- There was little association between miniature systems and robots. Miniature systems transport minuscule amounts of liquid through fine capillaries.
- Such systems are known as microfluidics or lab-on-a-chip and generally, use external pumps to move the liquid through the chips.
- It has been difficult to automate, and the chips have to be custom designed and manufactured for each application.
Researchers at ETH led by Professor Daniel Ahmed are now developing a device that combines conventional robotics and microfluidics. The device uses ultrasound and can be attached to a robotic arm.
The device is perfect for performing a wide range of tasks in micro-robotic and microfluidic applications and can also be used to automate such applications.
Ultrasound Needle Oscillations
The device has a thin, pointed glass needle to create a three-dimensional pattern of multiple vortices in a liquid. By varying the oscillation frequency of the needle, the researchers can control the pattern and use it to mix tiny droplets of highly viscous liquids, pump fluids through a mini-channel system by creating a specific pattern of vortices and placing the oscillating glass needle close to the channel wall, and trap fine particles in the fluid.
This technology brings advancements in conventional robotics and microfluidic applications together, which means that future microfluidic systems can be designed similarly to today’s robotic systems and handle multiple tasks with one device. Possible applications for this technology include laboratory analysis, sorting tiny objects, and biotechnology, among others.
What Researchers Say
The researchers demonstrated how this method could capture inanimate particles and fish embryos. They believe it should also be able to capture biological cells in the fluid. Daniel Ahmed says that manipulating microscopic particles in three dimensions was always challenging in the past. The micro robotic arm developed by them makes it easy.

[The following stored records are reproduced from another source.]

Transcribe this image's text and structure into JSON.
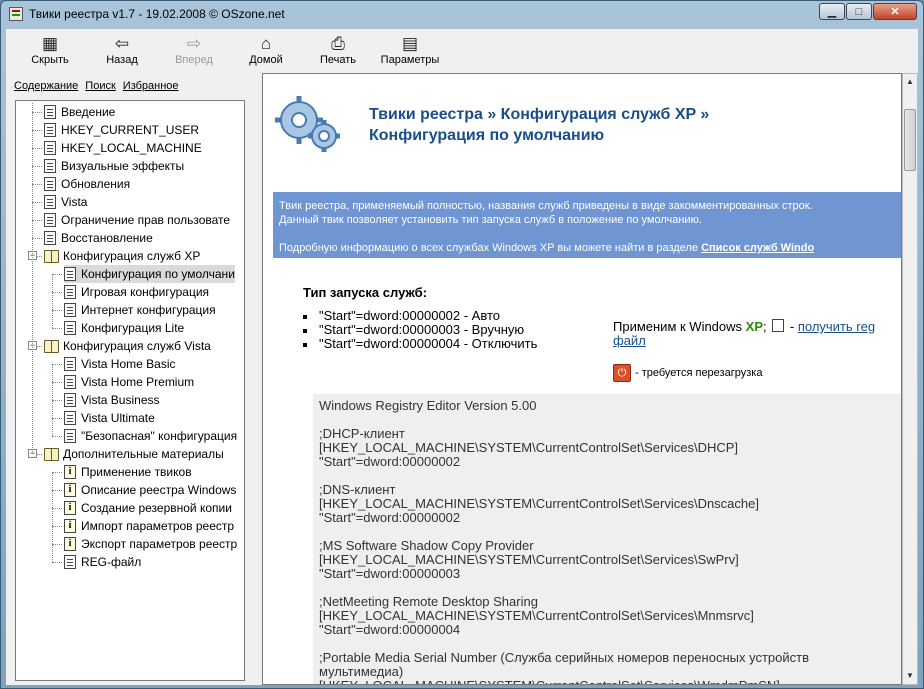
{
  "window": {
    "title": "Твики реестра v1.7 - 19.02.2008 © OSzone.net"
  },
  "toolbar": {
    "buttons": [
      {
        "label": "Скрыть",
        "icon": "hide-icon"
      },
      {
        "label": "Назад",
        "icon": "back-arrow-icon"
      },
      {
        "label": "Вперед",
        "icon": "forward-arrow-icon"
      },
      {
        "label": "Домой",
        "icon": "home-icon"
      },
      {
        "label": "Печать",
        "icon": "print-icon"
      },
      {
        "label": "Параметры",
        "icon": "options-icon"
      }
    ]
  },
  "tabs": [
    "Содержание",
    "Поиск",
    "Избранное"
  ],
  "tree": {
    "items": [
      "Введение",
      "HKEY_CURRENT_USER",
      "HKEY_LOCAL_MACHINE",
      "Визуальные эффекты",
      "Обновления",
      "Vista",
      "Ограничение прав пользовате",
      "Восстановление",
      "Конфигурация служб XP",
      "Конфигурация по умолчани",
      "Игровая конфигурация",
      "Интернет конфигурация",
      "Конфигурация Lite",
      "Конфигурация служб Vista",
      "Vista Home Basic",
      "Vista Home Premium",
      "Vista Business",
      "Vista Ultimate",
      "\"Безопасная\" конфигурация",
      "Дополнительные материалы",
      "Применение твиков",
      "Описание реестра Windows",
      "Создание резервной копии",
      "Импорт параметров реестр",
      "Экспорт параметров реестр",
      "REG-файл"
    ]
  },
  "content": {
    "title_line1": "Твики реестра » Конфигурация служб XP »",
    "title_line2": "Конфигурация по умолчанию",
    "desc1": "Твик реестра, применяемый полностью, названия служб приведены в виде закомментированных строк.",
    "desc2": "Данный твик позволяет установить тип запуска служб в положение по умолчанию.",
    "desc3": "Подробную информацию о всех службах Windows XP вы можете найти в разделе",
    "desc3_link": "Список служб Windo",
    "start_heading": "Тип запуска служб:",
    "start_items": [
      "\"Start\"=dword:00000002 - Авто",
      "\"Start\"=dword:00000003 - Вручную",
      "\"Start\"=dword:00000004 - Отключить"
    ],
    "apply_prefix": "Применим к Windows",
    "apply_xp": "XP",
    "apply_sep": ";",
    "apply_dash": "-",
    "apply_link1": "получить reg",
    "apply_link2": "файл",
    "restart_text": "- требуется перезагрузка",
    "code": "Windows Registry Editor Version 5.00\n\n;DHCP-клиент\n[HKEY_LOCAL_MACHINE\\SYSTEM\\CurrentControlSet\\Services\\DHCP]\n\"Start\"=dword:00000002\n\n;DNS-клиент\n[HKEY_LOCAL_MACHINE\\SYSTEM\\CurrentControlSet\\Services\\Dnscache]\n\"Start\"=dword:00000002\n\n;MS Software Shadow Copy Provider\n[HKEY_LOCAL_MACHINE\\SYSTEM\\CurrentControlSet\\Services\\SwPrv]\n\"Start\"=dword:00000003\n\n;NetMeeting Remote Desktop Sharing\n[HKEY_LOCAL_MACHINE\\SYSTEM\\CurrentControlSet\\Services\\Mnmsrvc]\n\"Start\"=dword:00000004\n\n;Portable Media Serial Number (Служба серийных номеров переносных устройств\nмультимедиа)\n[HKEY_LOCAL_MACHINE\\SYSTEM\\CurrentControlSet\\Services\\WmdmPmSN]"
  },
  "colors": {
    "accent_blue": "#6f96d2",
    "title_blue": "#1a4e8a",
    "xp_green": "#2e8b00"
  }
}
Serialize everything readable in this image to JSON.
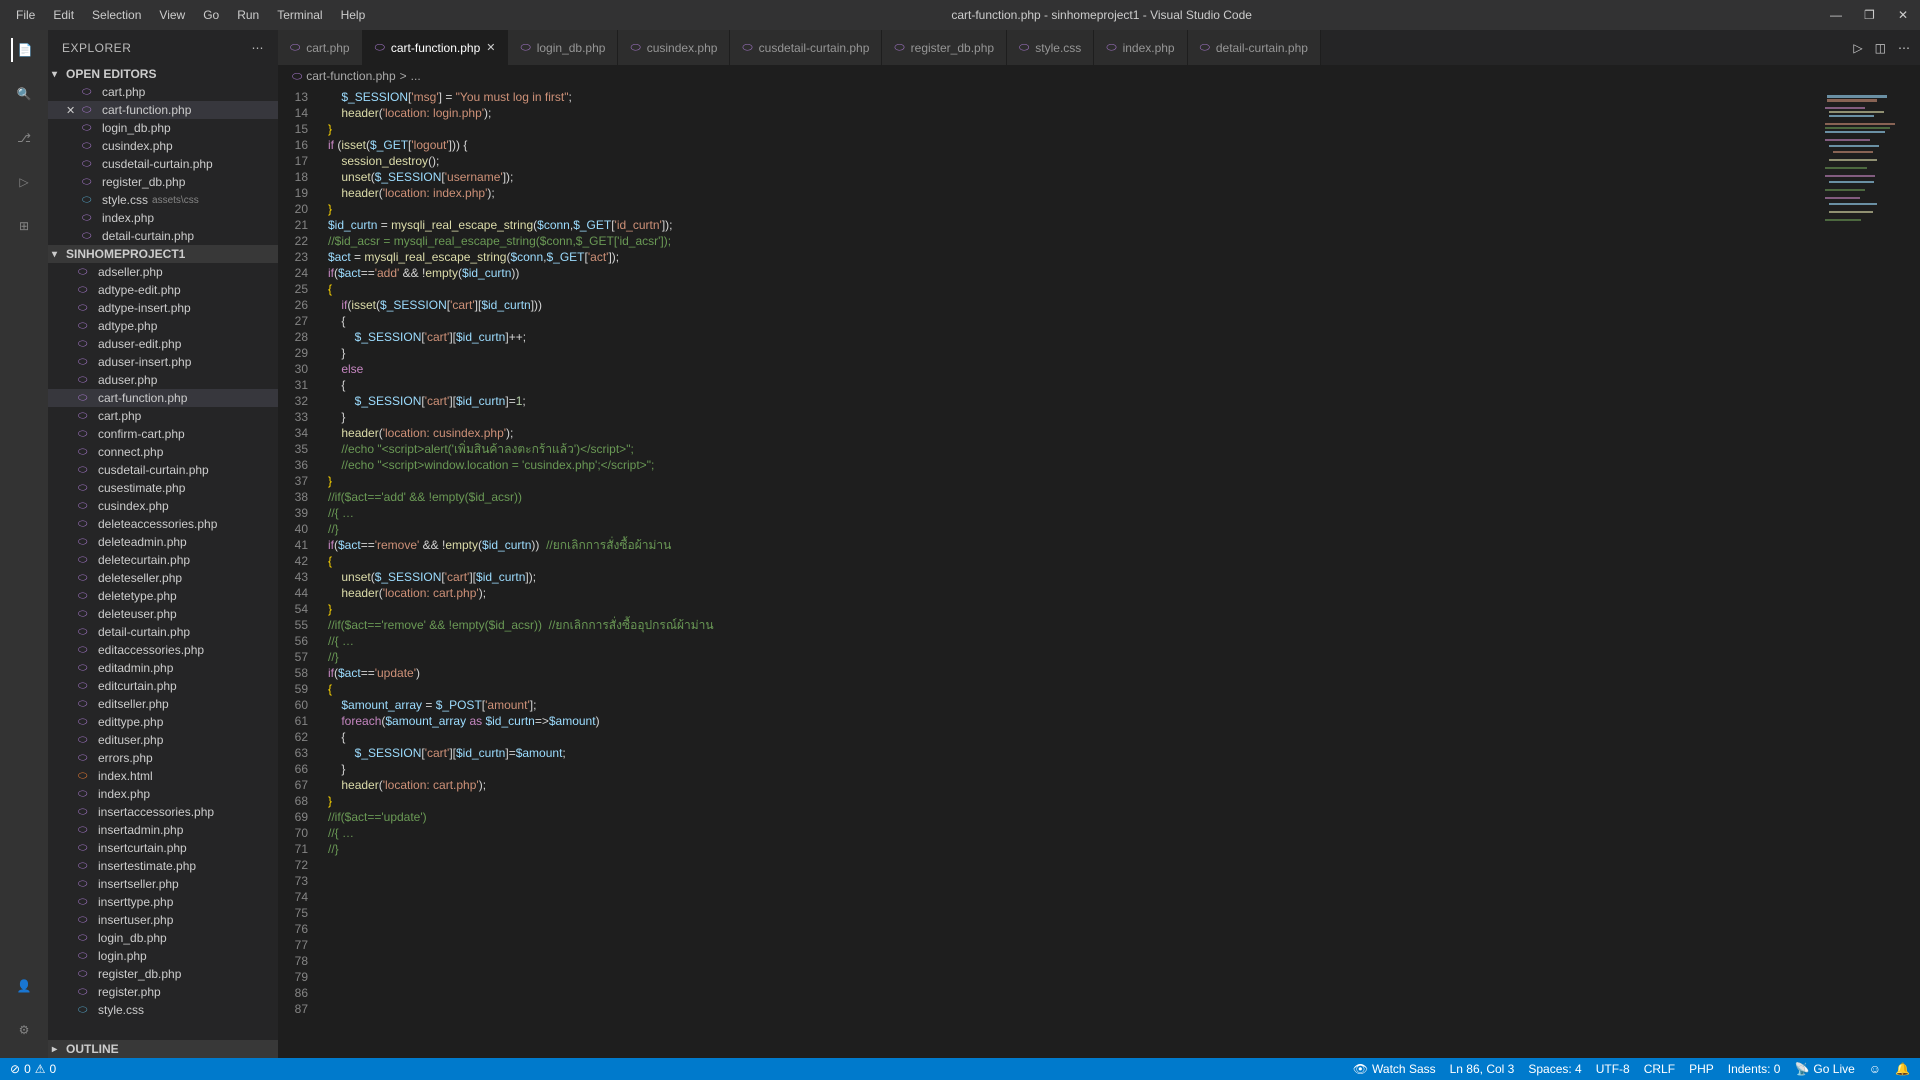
{
  "title": "cart-function.php - sinhomeproject1 - Visual Studio Code",
  "menu": [
    "File",
    "Edit",
    "Selection",
    "View",
    "Go",
    "Run",
    "Terminal",
    "Help"
  ],
  "explorer_title": "EXPLORER",
  "open_editors_label": "OPEN EDITORS",
  "project_label": "SINHOMEPROJECT1",
  "outline_label": "OUTLINE",
  "open_editors": [
    {
      "name": "cart.php",
      "icon": "php"
    },
    {
      "name": "cart-function.php",
      "icon": "php",
      "active": true
    },
    {
      "name": "login_db.php",
      "icon": "php"
    },
    {
      "name": "cusindex.php",
      "icon": "php"
    },
    {
      "name": "cusdetail-curtain.php",
      "icon": "php"
    },
    {
      "name": "register_db.php",
      "icon": "php"
    },
    {
      "name": "style.css",
      "icon": "css",
      "path": "assets\\css"
    },
    {
      "name": "index.php",
      "icon": "php"
    },
    {
      "name": "detail-curtain.php",
      "icon": "php"
    }
  ],
  "files": [
    {
      "name": "adseller.php",
      "icon": "php"
    },
    {
      "name": "adtype-edit.php",
      "icon": "php"
    },
    {
      "name": "adtype-insert.php",
      "icon": "php"
    },
    {
      "name": "adtype.php",
      "icon": "php"
    },
    {
      "name": "aduser-edit.php",
      "icon": "php"
    },
    {
      "name": "aduser-insert.php",
      "icon": "php"
    },
    {
      "name": "aduser.php",
      "icon": "php"
    },
    {
      "name": "cart-function.php",
      "icon": "php",
      "active": true
    },
    {
      "name": "cart.php",
      "icon": "php"
    },
    {
      "name": "confirm-cart.php",
      "icon": "php"
    },
    {
      "name": "connect.php",
      "icon": "php"
    },
    {
      "name": "cusdetail-curtain.php",
      "icon": "php"
    },
    {
      "name": "cusestimate.php",
      "icon": "php"
    },
    {
      "name": "cusindex.php",
      "icon": "php"
    },
    {
      "name": "deleteaccessories.php",
      "icon": "php"
    },
    {
      "name": "deleteadmin.php",
      "icon": "php"
    },
    {
      "name": "deletecurtain.php",
      "icon": "php"
    },
    {
      "name": "deleteseller.php",
      "icon": "php"
    },
    {
      "name": "deletetype.php",
      "icon": "php"
    },
    {
      "name": "deleteuser.php",
      "icon": "php"
    },
    {
      "name": "detail-curtain.php",
      "icon": "php"
    },
    {
      "name": "editaccessories.php",
      "icon": "php"
    },
    {
      "name": "editadmin.php",
      "icon": "php"
    },
    {
      "name": "editcurtain.php",
      "icon": "php"
    },
    {
      "name": "editseller.php",
      "icon": "php"
    },
    {
      "name": "edittype.php",
      "icon": "php"
    },
    {
      "name": "edituser.php",
      "icon": "php"
    },
    {
      "name": "errors.php",
      "icon": "php"
    },
    {
      "name": "index.html",
      "icon": "html"
    },
    {
      "name": "index.php",
      "icon": "php"
    },
    {
      "name": "insertaccessories.php",
      "icon": "php"
    },
    {
      "name": "insertadmin.php",
      "icon": "php"
    },
    {
      "name": "insertcurtain.php",
      "icon": "php"
    },
    {
      "name": "insertestimate.php",
      "icon": "php"
    },
    {
      "name": "insertseller.php",
      "icon": "php"
    },
    {
      "name": "inserttype.php",
      "icon": "php"
    },
    {
      "name": "insertuser.php",
      "icon": "php"
    },
    {
      "name": "login_db.php",
      "icon": "php"
    },
    {
      "name": "login.php",
      "icon": "php"
    },
    {
      "name": "register_db.php",
      "icon": "php"
    },
    {
      "name": "register.php",
      "icon": "php"
    },
    {
      "name": "style.css",
      "icon": "css"
    }
  ],
  "tabs": [
    {
      "name": "cart.php"
    },
    {
      "name": "cart-function.php",
      "active": true
    },
    {
      "name": "login_db.php"
    },
    {
      "name": "cusindex.php"
    },
    {
      "name": "cusdetail-curtain.php"
    },
    {
      "name": "register_db.php"
    },
    {
      "name": "style.css"
    },
    {
      "name": "index.php"
    },
    {
      "name": "detail-curtain.php"
    }
  ],
  "breadcrumb": {
    "file": "cart-function.php",
    "sep": ">",
    "rest": "..."
  },
  "line_numbers": [
    "13",
    "14",
    "15",
    "16",
    "17",
    "18",
    "19",
    "20",
    "21",
    "22",
    "23",
    "24",
    "25",
    "26",
    "27",
    "28",
    "29",
    "30",
    "31",
    "32",
    "33",
    "34",
    "35",
    "36",
    "37",
    "38",
    "39",
    "40",
    "41",
    "42",
    "43",
    "44",
    "54",
    "55",
    "56",
    "57",
    "58",
    "59",
    "60",
    "61",
    "62",
    "63",
    "66",
    "67",
    "68",
    "69",
    "70",
    "71",
    "72",
    "73",
    "74",
    "75",
    "76",
    "77",
    "78",
    "79",
    "86",
    "87"
  ],
  "code_lines": [
    "    <span class='tok-var'>$_SESSION</span>[<span class='tok-string'>'msg'</span>] = <span class='tok-string'>\"You must log in first\"</span>;",
    "    <span class='tok-func'>header</span>(<span class='tok-string'>'location: login.php'</span>);",
    "<span class='tok-bracket'>}</span>",
    "",
    "<span class='tok-keyword'>if</span> (<span class='tok-func'>isset</span>(<span class='tok-var'>$_GET</span>[<span class='tok-string'>'logout'</span>])) {",
    "    <span class='tok-func'>session_destroy</span>();",
    "    <span class='tok-func'>unset</span>(<span class='tok-var'>$_SESSION</span>[<span class='tok-string'>'username'</span>]);",
    "    <span class='tok-func'>header</span>(<span class='tok-string'>'location: index.php'</span>);",
    "<span class='tok-bracket'>}</span>",
    "",
    "",
    "<span class='tok-var'>$id_curtn</span> = <span class='tok-func'>mysqli_real_escape_string</span>(<span class='tok-var'>$conn</span>,<span class='tok-var'>$_GET</span>[<span class='tok-string'>'id_curtn'</span>]);",
    "<span class='tok-comment'>//$id_acsr = mysqli_real_escape_string($conn,$_GET['id_acsr']);</span>",
    "<span class='tok-var'>$act</span> = <span class='tok-func'>mysqli_real_escape_string</span>(<span class='tok-var'>$conn</span>,<span class='tok-var'>$_GET</span>[<span class='tok-string'>'act'</span>]);",
    "",
    "<span class='tok-keyword'>if</span>(<span class='tok-var'>$act</span>==<span class='tok-string'>'add'</span> && !<span class='tok-func'>empty</span>(<span class='tok-var'>$id_curtn</span>))",
    "<span class='tok-bracket'>{</span>",
    "    <span class='tok-keyword'>if</span>(<span class='tok-func'>isset</span>(<span class='tok-var'>$_SESSION</span>[<span class='tok-string'>'cart'</span>][<span class='tok-var'>$id_curtn</span>]))",
    "    {",
    "        <span class='tok-var'>$_SESSION</span>[<span class='tok-string'>'cart'</span>][<span class='tok-var'>$id_curtn</span>]++;",
    "    }",
    "    <span class='tok-keyword'>else</span>",
    "    {",
    "        <span class='tok-var'>$_SESSION</span>[<span class='tok-string'>'cart'</span>][<span class='tok-var'>$id_curtn</span>]=<span class='tok-num'>1</span>;",
    "    }",
    "    <span class='tok-func'>header</span>(<span class='tok-string'>'location: cusindex.php'</span>);",
    "    <span class='tok-comment'>//echo \"&lt;script&gt;alert('เพิ่มสินค้าลงตะกร้าแล้ว')&lt;/script&gt;\";</span>",
    "    <span class='tok-comment'>//echo \"&lt;script&gt;window.location = 'cusindex.php';&lt;/script&gt;\";</span>",
    "<span class='tok-bracket'>}</span>",
    "",
    "<span class='tok-comment'>//if($act=='add' && !empty($id_acsr))</span>",
    "<span class='tok-comment'>//{ …</span>",
    "<span class='tok-comment'>//}</span>",
    "",
    "<span class='tok-keyword'>if</span>(<span class='tok-var'>$act</span>==<span class='tok-string'>'remove'</span> && !<span class='tok-func'>empty</span>(<span class='tok-var'>$id_curtn</span>))  <span class='tok-comment'>//ยกเลิกการสั่งซื้อผ้าม่าน</span>",
    "<span class='tok-bracket'>{</span>",
    "    <span class='tok-func'>unset</span>(<span class='tok-var'>$_SESSION</span>[<span class='tok-string'>'cart'</span>][<span class='tok-var'>$id_curtn</span>]);",
    "    <span class='tok-func'>header</span>(<span class='tok-string'>'location: cart.php'</span>);",
    "<span class='tok-bracket'>}</span>",
    "",
    "<span class='tok-comment'>//if($act=='remove' && !empty($id_acsr))  //ยกเลิกการสั่งซื้ออุปกรณ์ผ้าม่าน</span>",
    "<span class='tok-comment'>//{ …</span>",
    "<span class='tok-comment'>//}</span>",
    "",
    "<span class='tok-keyword'>if</span>(<span class='tok-var'>$act</span>==<span class='tok-string'>'update'</span>)",
    "<span class='tok-bracket'>{</span>",
    "    <span class='tok-var'>$amount_array</span> = <span class='tok-var'>$_POST</span>[<span class='tok-string'>'amount'</span>];",
    "    <span class='tok-keyword'>foreach</span>(<span class='tok-var'>$amount_array</span> <span class='tok-keyword'>as</span> <span class='tok-var'>$id_curtn</span>=&gt;<span class='tok-var'>$amount</span>)",
    "    {",
    "        <span class='tok-var'>$_SESSION</span>[<span class='tok-string'>'cart'</span>][<span class='tok-var'>$id_curtn</span>]=<span class='tok-var'>$amount</span>;",
    "    }",
    "    <span class='tok-func'>header</span>(<span class='tok-string'>'location: cart.php'</span>);",
    "<span class='tok-bracket'>}</span>",
    "",
    "<span class='tok-comment'>//if($act=='update')</span>",
    "<span class='tok-comment'>//{ …</span>",
    "<span class='tok-comment'>//}</span>",
    ""
  ],
  "status": {
    "errors": "0",
    "warnings": "0",
    "watch_sass": "Watch Sass",
    "lncol": "Ln 86, Col 3",
    "spaces": "Spaces: 4",
    "encoding": "UTF-8",
    "eol": "CRLF",
    "lang": "PHP",
    "indents": "Indents: 0",
    "golive": "Go Live",
    "bell": "🔔"
  }
}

In addition to laboratory analysis, Ahmed can envisage other applications for micro-robotic arms, like sorting tiny objects. The arms could also be used in biotechnology to introduce DNA into individual cells. Ultimately, there is a possibility to employ them in additive manufacturing and 3D printing.